14. Now I have to consider certain consequences of the two unities already mentioned. A corollary of the unity of ownership is that the plaintiffs cannot be deemed to have been benefited to the extent of one-eighth of the sale consideration. The fact that at a subsequent separation they got one-eighth of the joint property cannot be a measure of the benefit received by them at a former time when they were joint. The above corollary settles the question of the quantum of the liability of the plaintiffs, for if their benefit in the sale consideration is not a determinate share, their liability cannot be for a proportionate share of it. This leads me to consider whether they are or are not liable to refund the sale consideration at all. Having regard to a corollary of the unity of the juristic existence in dealings with third persons all the members who formed this joint Hindu family at the receipt of the price of the property sold to Bhawani Kunwar are jointly liable for the whole of it. If the sale in her favour is set aside, she is entitled to a refund of the whole price paid by her, and she can recover it from one of the members who constituted the joint Hindu family at the time of its receipt as well as from the entire group. The plaintiffs as heirs of Nitanand are entitled to have the sale of his property to Jiwan Sahai set aside, but as members of a joint Hindu family for the common benefit of which the whole consideration of the sale by Jiwan Sahai was brought into the common purse of the family are liable to refund the whole of it to Bhawani Kunwar. They cannot say that on a subsequent partition they got one-eighth of the family property only and therefore have a right to recover the property on payment of the one-eighth of the purchase money. That share was their right on partition with reference to the other members of the joint family, but the liability as regards Bhawani Kunwar is a single liability to return the whole of the purchase money paid by her. The case of Hasmat Rai v. Sunder Das (1885) I.L.R. 11 Calc. 396 though not on all fours with the present case, favours the view taken by me. According to that case, if the sale to Bhawani Kunwar were set aside, the whole of the purchase money would be a debt of Jiwan Sahai, and unless his son showed that it had been contracted for immoral purposes mentioned in the Hindu Shastras, the whole of the joint family property would be liable for it, and the sons could not recover the whole or any portion of the property sold without refunding the whole of the purchase money. For the above reasons I hold that the plaintiffs are entitled to recover the property in dispute from Bhawani Kunwar on the payment of Rs. 17,400. I would therefore allow the appeal, set aside the decree of the Court below and give the plaintiffs a decree for possession of the property in suit provided that they deposit into Court for payment to Musainmat Bhawani Kunwar defendant No. 1 a sum of Rs. 17,400 (seventeen thousand four hundred) on or before the 1st November, 1908. If they fail to deposit the said sum of Rs. 17,400 their suit shall stand dismissed with costs in both Courts. The plaintiffs will be entitled to mesne profits from the date of deposit into Court to the date of delivery of actual possession to them of the property in suit.
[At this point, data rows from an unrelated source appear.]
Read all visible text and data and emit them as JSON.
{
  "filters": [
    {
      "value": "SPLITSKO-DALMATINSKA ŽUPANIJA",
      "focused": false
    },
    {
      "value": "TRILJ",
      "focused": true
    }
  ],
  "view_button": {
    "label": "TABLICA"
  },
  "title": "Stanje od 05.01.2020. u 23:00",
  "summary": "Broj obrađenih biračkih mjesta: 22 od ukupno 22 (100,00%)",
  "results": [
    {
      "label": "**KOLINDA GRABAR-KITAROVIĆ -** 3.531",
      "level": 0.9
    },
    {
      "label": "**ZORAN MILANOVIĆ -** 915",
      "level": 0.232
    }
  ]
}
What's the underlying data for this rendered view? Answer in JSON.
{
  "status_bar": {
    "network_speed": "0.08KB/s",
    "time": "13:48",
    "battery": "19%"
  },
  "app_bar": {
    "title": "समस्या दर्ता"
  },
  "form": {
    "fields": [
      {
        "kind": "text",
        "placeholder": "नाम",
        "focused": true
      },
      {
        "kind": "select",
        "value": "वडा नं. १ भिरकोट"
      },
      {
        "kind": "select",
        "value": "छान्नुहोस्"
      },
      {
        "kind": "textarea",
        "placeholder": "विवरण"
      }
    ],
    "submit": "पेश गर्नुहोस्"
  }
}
15. I agree with my learned colleague in the conclusion at which he has arrived. The questions involved in the appeal present some difficulty, particularly the question whether the plaintiffs appellants could be put under terms to pay the amount of the purchase money paid by Musammat Bhawani Kunwar to Jiwan Sahai, or any part of that sum, as a condition precedent to the recovery of the property claimed. It appears to me, however, in agreement with my learned brother, that we cannot say that the benefit of the payment made to Jiwan Sahai, who was the head of the joint family of which the plaintiffs were members at the time can be now sub-divided so as to enable us to say that the plaintiffs only partially enjoyed the benefit. Under all the circumstances, I think that if the plaintiffs are to recover the property they are in equity bound to pay the amount of the moneys received by the head of the family when it was joint, that is, the sum of Rs. 17,400. It may be that the plaintiffs, if they pay this amount, will be entitled to recover contribution from the other members of the family. This question, however, is not before us. I concur in the order proposed.
16. The appeal is allowed, the decree of the Court below is set aside, and a decree for possession of the property in dispute given to the plaintiffs, provided that they deposit in Court for payment to Musammat Bhawani Kunwar the defendant No. 1 a sum of Rs. 17,400 on or before the 1st of November 1908. On payment by the plaintiffs of the aforesaid sum, they will be entitled to the costs of this appeal and also the costs in the Court below, also to mesne profits from the date of the deposit up to the date of delivery of actual possession. If they fail to make the deposit their suit shall stand dismissed with costs in both Courts.